The Burslem School of art originated in 1853. In the nineteenth century each of the
towns making up the (future) city of Stoke-on-Trent founded its own art school, the
Burslem school moving into the Wedgwood Institute when it was completed in the 1860s. In
1905 the art school moved across the road to new purpose-built accommodation designed by
A.R. Wood, a local architect. The new building with its distinctive large windows helped
the art school become pre-eminent in the district.
The Burslem Art School was founded as part of the Wedgwood Memorial Institute in 1869. It
became a separate school with its own premises in February 1906. The building was
situated opposite the Wedgwood Institute.
This large, symmetrical, red brick and terracotta building in Queen Street, Burslem, is
the School of Art, designed by A. R. Wood and built during 1905-7. The decorative
terracotta embellishments that supplement the 107ft. frontage were contributed by
Doultons. The cost of the building was about £6,000, with an extra £1,500
spent on furnishing the spacious studies. The site had previously been occupied by an
old manufactory belonging to Wood and Baker, which, I think, was formerly the works of a
much earlier pottery owned by Cork and Condliffe. It was donated by Thomas Hulme in 1904
for the sole purpose of erecting a much-needed art school.
On Friday, February 9th, 1906, the foundation stone was laid by the Earl of Dartmouth,
who used a special engraved trowel. The trowel was silver with an ivory handle; it had
an inscription-the Burslem coat of arms, and the motto “Ready.” Deposited
beneath the stone was an earthenware jar containing copies of the
“Sentinel,” the “Staffordshire Advertiser,” a copy of the clays
programme, and several coins of the period. Accompanying the jar were several examples
of Burslem-made earthenware pots and ceramic tiles produced by the leading
manufacturers. The main contributors were Doultons, Maddocks, Malkins, Wood and Sons,
Wades, the Marden Tile Company, and Messrs. Boote.
The origins of the school can be traced back to a meeting in 1853 when representatives of
the Stoke and Hanley Schools of Design met in the Wesleyan Schoolroom, Burslem, to
discuss the possibility of creating a central art school that could be attended by
students from the Six Towns and Newcastle, but, like most good ideas, it did not
materialise overnight. In fact, it took more than 50 years before Burslem finally had an
art school of its own and over 100 years before all the local art schools in the city
were to unite as Stoke College of Art. This status was short-lived, however, because,

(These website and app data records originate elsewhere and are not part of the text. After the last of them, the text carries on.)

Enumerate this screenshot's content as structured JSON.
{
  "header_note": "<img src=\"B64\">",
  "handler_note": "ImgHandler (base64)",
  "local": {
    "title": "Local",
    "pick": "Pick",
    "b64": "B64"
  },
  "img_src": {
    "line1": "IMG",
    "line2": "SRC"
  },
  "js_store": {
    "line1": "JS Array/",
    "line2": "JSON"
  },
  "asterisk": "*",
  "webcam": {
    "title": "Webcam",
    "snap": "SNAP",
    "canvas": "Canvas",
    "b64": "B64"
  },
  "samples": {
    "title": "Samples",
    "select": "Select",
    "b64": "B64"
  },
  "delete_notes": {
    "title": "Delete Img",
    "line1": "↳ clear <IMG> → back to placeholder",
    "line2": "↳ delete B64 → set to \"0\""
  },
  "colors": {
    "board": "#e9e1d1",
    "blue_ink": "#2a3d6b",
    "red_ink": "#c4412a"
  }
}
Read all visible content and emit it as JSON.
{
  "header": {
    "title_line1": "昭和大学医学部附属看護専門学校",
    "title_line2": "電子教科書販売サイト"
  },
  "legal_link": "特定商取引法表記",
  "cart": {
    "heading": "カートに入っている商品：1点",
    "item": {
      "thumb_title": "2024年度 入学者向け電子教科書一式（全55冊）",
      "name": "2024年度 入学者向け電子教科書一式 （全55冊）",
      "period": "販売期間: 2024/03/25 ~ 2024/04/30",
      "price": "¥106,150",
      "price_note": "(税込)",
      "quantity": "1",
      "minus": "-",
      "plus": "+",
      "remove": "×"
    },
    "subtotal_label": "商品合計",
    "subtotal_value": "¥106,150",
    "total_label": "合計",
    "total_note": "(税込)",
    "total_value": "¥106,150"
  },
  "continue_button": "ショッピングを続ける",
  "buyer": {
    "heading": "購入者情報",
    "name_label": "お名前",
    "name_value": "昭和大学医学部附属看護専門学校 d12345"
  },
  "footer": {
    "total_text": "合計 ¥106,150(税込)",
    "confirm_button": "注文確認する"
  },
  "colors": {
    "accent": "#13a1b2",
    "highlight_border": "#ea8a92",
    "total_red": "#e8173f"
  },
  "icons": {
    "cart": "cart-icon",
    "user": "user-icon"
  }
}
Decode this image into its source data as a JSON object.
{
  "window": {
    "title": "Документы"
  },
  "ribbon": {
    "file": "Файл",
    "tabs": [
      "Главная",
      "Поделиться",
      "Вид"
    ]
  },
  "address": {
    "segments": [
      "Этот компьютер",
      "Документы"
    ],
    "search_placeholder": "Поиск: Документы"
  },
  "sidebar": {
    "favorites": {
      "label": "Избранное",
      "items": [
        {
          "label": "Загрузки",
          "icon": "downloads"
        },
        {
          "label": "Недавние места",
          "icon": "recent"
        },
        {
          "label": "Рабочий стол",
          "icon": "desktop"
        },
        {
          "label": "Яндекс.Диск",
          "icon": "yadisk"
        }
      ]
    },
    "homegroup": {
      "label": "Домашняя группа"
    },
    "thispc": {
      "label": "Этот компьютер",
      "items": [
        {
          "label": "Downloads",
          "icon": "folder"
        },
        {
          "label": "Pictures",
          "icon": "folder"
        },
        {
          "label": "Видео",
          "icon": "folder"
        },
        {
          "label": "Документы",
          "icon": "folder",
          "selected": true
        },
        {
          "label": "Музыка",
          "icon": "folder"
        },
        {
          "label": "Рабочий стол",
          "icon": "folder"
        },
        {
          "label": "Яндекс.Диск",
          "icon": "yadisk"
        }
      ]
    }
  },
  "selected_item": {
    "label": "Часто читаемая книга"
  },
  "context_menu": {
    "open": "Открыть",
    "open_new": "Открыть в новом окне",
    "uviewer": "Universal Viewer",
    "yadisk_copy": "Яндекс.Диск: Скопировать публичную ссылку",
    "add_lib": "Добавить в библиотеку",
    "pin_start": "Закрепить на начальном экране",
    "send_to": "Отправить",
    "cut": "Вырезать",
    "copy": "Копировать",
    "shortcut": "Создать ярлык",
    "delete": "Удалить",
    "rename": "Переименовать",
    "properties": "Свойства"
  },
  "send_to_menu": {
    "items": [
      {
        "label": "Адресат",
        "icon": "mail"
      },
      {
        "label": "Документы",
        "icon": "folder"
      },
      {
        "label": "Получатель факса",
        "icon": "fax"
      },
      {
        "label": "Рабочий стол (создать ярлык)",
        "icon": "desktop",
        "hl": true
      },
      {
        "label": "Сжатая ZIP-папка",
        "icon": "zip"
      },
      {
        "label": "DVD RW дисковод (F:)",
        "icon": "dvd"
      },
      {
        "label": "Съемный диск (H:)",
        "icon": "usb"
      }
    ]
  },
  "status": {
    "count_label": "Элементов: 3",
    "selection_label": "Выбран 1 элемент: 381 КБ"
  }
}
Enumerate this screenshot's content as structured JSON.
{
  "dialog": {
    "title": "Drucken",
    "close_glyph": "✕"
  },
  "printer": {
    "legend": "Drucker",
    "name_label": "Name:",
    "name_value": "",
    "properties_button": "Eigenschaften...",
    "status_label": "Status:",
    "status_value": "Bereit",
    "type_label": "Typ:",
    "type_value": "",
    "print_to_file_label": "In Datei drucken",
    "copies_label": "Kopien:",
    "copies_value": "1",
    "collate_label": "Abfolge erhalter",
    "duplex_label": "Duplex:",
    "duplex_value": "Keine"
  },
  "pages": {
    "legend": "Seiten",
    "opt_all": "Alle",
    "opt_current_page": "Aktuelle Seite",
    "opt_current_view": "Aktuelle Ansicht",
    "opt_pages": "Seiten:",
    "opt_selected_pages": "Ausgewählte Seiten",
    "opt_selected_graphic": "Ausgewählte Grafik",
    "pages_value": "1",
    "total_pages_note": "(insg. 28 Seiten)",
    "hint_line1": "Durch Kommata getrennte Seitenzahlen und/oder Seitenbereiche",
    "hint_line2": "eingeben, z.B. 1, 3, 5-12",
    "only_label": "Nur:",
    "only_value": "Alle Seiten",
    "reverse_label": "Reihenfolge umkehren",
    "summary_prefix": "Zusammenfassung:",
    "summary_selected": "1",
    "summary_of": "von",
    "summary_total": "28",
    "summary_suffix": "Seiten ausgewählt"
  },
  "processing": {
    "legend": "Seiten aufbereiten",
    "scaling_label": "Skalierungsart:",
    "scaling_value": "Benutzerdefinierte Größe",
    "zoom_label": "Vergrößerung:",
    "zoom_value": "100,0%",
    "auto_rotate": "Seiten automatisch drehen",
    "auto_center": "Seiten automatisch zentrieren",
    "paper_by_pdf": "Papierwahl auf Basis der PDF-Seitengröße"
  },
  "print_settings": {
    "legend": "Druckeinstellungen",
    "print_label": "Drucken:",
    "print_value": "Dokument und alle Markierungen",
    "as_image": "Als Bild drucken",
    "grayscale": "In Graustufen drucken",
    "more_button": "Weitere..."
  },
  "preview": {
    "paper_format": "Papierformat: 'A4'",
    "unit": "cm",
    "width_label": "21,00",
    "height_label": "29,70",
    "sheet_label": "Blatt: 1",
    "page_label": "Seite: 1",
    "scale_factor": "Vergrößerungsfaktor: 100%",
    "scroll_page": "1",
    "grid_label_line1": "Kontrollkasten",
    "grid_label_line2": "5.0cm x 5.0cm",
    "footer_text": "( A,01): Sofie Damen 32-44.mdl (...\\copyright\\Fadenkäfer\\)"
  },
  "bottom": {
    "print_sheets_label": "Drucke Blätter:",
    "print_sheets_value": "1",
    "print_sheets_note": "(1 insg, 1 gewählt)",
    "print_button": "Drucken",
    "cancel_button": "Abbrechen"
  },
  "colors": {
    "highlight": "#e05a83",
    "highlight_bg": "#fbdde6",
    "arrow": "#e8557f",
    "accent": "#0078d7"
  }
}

with the founding of the North Staffordshire Polytechnic in 1970, the College of Art
became the Faculty of Art and Design within this new system of tertiary education.
Neville Malkin 5th Feb 1975